European Patent EP 3 654 435 B describes an all-solid lithium secondary battery which addresses issues around dendrite formation.
The document explains: “Regarding lithium secondary batteries, it is known that, depending on the configuration and a manner of use of the battery, metallic lithium dendrites grow due to repeated charging and discharging and the like and reach a positive electrode active material layer from a negative electrode active material layer, which results in internal short-circuiting.”
As stated in the patent the problem is made worse because “… it is difficult to detect deterioration of a lithium secondary battery due to growth of metallic lithium dendrites until the metallic lithium dendrites reach the positive electrode active material layer and internal short-circuiting occurs.”

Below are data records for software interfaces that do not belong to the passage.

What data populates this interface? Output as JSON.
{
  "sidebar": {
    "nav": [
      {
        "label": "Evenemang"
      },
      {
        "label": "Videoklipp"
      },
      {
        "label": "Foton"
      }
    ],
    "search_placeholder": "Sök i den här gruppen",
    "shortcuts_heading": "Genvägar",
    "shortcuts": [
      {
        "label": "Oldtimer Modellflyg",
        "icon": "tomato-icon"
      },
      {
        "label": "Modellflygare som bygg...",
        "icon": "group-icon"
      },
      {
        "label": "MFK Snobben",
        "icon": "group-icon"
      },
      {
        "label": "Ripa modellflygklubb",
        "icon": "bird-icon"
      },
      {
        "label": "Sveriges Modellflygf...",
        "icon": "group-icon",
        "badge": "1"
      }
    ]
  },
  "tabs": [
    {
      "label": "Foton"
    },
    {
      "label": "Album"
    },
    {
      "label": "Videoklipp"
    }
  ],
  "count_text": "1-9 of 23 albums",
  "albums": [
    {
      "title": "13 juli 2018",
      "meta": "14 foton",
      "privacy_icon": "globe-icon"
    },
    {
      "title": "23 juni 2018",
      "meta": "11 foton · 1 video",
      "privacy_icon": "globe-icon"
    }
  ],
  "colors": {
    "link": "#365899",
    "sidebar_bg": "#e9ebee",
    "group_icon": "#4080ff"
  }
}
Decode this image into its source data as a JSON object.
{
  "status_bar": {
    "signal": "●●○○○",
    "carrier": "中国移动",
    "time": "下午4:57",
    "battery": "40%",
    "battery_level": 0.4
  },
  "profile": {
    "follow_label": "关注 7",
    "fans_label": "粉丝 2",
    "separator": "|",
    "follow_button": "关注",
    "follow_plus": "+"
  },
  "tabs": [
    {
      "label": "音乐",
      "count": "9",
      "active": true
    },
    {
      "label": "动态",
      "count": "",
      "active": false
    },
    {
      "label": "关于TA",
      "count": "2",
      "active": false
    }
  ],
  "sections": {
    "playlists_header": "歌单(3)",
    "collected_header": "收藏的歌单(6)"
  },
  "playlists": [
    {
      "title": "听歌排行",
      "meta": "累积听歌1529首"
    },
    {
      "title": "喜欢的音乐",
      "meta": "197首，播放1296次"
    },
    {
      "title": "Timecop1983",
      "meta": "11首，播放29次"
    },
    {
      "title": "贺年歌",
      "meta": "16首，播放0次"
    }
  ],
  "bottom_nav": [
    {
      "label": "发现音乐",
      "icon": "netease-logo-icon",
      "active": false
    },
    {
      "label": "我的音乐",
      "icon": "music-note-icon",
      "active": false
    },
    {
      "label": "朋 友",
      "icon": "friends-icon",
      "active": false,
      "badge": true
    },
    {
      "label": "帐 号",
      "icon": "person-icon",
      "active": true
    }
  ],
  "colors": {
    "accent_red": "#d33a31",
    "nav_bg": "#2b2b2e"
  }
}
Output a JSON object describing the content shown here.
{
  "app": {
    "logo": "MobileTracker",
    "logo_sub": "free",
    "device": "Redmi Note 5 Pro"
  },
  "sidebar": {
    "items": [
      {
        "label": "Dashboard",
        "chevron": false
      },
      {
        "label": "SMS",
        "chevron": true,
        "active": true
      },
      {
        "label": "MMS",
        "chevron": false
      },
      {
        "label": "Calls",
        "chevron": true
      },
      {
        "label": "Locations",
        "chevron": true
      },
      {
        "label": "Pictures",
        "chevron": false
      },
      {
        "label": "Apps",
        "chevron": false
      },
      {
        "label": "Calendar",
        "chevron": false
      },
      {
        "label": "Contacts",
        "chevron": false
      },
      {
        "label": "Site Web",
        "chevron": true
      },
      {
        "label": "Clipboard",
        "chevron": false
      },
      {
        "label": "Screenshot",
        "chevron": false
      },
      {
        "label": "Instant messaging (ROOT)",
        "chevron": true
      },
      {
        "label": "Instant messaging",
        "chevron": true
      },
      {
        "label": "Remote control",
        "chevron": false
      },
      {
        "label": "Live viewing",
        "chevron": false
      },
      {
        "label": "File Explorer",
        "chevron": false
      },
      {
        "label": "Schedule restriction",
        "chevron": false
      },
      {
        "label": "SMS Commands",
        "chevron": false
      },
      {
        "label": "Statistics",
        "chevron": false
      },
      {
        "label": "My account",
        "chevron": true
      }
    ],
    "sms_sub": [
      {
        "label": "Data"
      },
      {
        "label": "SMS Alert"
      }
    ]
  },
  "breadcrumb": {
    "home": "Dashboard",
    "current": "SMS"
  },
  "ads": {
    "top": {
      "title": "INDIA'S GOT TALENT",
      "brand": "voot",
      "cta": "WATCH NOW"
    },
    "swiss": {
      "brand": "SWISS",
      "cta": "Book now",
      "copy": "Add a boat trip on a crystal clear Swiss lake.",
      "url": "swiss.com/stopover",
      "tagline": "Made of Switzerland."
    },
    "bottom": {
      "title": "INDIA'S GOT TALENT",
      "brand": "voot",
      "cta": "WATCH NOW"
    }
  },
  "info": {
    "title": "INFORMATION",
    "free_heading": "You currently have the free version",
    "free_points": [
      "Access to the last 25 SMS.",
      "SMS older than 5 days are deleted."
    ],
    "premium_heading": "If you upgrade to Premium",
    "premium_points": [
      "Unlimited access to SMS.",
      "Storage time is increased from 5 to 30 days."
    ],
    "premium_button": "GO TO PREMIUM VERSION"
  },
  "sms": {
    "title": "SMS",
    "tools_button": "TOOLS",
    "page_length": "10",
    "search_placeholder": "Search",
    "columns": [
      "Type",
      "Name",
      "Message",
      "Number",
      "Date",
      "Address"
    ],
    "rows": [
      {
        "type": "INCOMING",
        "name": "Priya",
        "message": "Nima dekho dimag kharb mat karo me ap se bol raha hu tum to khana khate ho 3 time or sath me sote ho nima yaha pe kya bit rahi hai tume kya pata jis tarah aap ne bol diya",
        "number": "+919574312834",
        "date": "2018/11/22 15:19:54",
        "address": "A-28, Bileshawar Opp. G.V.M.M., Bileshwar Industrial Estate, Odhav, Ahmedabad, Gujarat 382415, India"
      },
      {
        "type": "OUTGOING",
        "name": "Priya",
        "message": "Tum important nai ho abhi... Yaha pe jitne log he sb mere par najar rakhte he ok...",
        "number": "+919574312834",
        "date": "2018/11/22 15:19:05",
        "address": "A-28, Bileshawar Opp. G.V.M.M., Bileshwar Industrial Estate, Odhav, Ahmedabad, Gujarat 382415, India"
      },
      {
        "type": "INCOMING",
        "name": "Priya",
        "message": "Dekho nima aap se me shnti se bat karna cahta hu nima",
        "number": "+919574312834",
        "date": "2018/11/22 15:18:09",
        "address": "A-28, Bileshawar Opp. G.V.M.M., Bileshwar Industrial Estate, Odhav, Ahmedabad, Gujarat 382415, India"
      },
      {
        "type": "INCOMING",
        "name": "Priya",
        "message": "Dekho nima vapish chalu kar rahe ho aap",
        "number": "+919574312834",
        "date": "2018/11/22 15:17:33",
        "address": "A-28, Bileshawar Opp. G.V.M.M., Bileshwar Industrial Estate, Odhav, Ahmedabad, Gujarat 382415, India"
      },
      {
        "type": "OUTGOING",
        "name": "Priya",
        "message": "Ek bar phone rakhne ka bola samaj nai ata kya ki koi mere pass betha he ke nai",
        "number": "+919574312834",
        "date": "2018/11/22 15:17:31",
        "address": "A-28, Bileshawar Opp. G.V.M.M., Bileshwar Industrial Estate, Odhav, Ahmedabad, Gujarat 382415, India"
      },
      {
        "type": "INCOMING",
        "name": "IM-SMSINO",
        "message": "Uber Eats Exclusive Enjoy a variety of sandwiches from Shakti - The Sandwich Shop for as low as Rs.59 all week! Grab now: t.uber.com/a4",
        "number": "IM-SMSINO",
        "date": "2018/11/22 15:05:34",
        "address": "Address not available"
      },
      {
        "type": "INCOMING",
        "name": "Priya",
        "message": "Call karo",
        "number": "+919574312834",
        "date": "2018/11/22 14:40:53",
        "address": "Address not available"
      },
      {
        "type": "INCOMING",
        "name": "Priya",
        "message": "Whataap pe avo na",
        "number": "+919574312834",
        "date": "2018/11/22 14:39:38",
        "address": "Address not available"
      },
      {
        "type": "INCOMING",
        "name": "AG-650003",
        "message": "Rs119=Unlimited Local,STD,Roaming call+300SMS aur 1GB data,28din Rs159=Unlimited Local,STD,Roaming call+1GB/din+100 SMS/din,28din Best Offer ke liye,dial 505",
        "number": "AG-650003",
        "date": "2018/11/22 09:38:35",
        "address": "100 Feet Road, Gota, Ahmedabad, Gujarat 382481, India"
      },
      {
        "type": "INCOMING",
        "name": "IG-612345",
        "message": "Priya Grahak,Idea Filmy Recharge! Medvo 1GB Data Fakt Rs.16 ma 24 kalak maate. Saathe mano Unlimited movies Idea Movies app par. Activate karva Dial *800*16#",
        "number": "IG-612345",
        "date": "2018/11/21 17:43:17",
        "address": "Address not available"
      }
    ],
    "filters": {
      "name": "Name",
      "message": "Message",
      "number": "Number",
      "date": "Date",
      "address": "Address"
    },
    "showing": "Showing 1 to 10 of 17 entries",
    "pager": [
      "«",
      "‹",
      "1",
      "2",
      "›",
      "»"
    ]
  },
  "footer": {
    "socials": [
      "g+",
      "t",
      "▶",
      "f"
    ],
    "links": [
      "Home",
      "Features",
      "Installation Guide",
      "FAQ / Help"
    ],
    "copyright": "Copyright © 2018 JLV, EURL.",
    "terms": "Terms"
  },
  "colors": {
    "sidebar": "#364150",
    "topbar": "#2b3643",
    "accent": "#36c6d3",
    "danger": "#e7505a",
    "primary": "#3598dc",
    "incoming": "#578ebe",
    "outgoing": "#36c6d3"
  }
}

“Fig 3A is a schematic view of an all-solid lithium secondary battery 10c, according to an embodiment of the present disclosure.
As shown in Fig 3B, when the all-solid lithium secondary battery 10c is repeatedly charged and discharged, the dendrite 20 gradually grows from the side of the negative electrode active material layer 4 and reaches the metallic lithium absorption layer 7.
The dendrite 20 that has reached the metallic lithium absorption layer 7 reacts with a metallic lithium reactive substance contained in the metallic lithium absorption layer 7 to generate a stable electron conductor 27 under battery charging and discharging conditions. Therefore, it is possible to restrict additional growth of the metallic lithium dendrite 20 toward the positive electrode active material layer.
In addition, as shown in Fig 3C, since the electron conductor 27 is stable under battery charging and discharging conditions, no lithium ions are generated when the battery is discharged, and an irreversible capacity is generated. Therefore, when the dendrite 20 grows and reaches the metallic lithium absorption layer 7, the discharging capacity of the all-solid lithium secondary battery is significantly lower than the charging capacity.”
Claim 1 defines the scope of the patent as:
“1. An all-solid lithium secondary battery, comprising:
- a positive electrode active material layer (2)
- a metallic lithium absorption layer (7) containing a metallic lithium reactive substance
- a first solid electrolyte layer (3); and
- a negative electrode active material layer (4) that is in contact with the first solid electrolyte layer (3),
- wherein the positive electrode active material layer (2), the metallic lithium absorption layer (7), the first solid electrolyte layer (3), and the negative electrode active material layer (4) are disposed in this order; and
- wherein the first solid electrolyte layer (3) of the all-solid lithium secondary battery contains a solid electrolyte; characterised in that
- the metallic lithium reactive substance contained in the metallic lithium absorption layer (7) reacts with metallic lithium to generate an electron conductor which is stable under charging and discharging conditions of the all-solid lithium secondary battery; and
- the solid electrolyte contained in the first solid electrolyte layer (3) is a crystalline or amorphous sulfide solid electrolyte or a crystalline or amorphous oxide solid electrolyte.”
The italicised portion of the claim shows the limitations that Toyota had to add to the claim in their patent application before the European Patent Office examiner was satisfied that the all-solid lithium secondary battery was novel and inventive.
The solid-state lithium patent portfolio in front
Although we have reviewed only a few of the more recently granted patents, it is clear that the scope of Toyota’s research in this area is wide and the number of patents high. The patents cover at least materials, battery structure and ways to detect and mitigate against deterioration during charging and discharging. For a company operating in the field of solid-state lithium cells, watching and assessing the scope of Toyota’s solid-state battery patent portfolio may be essential.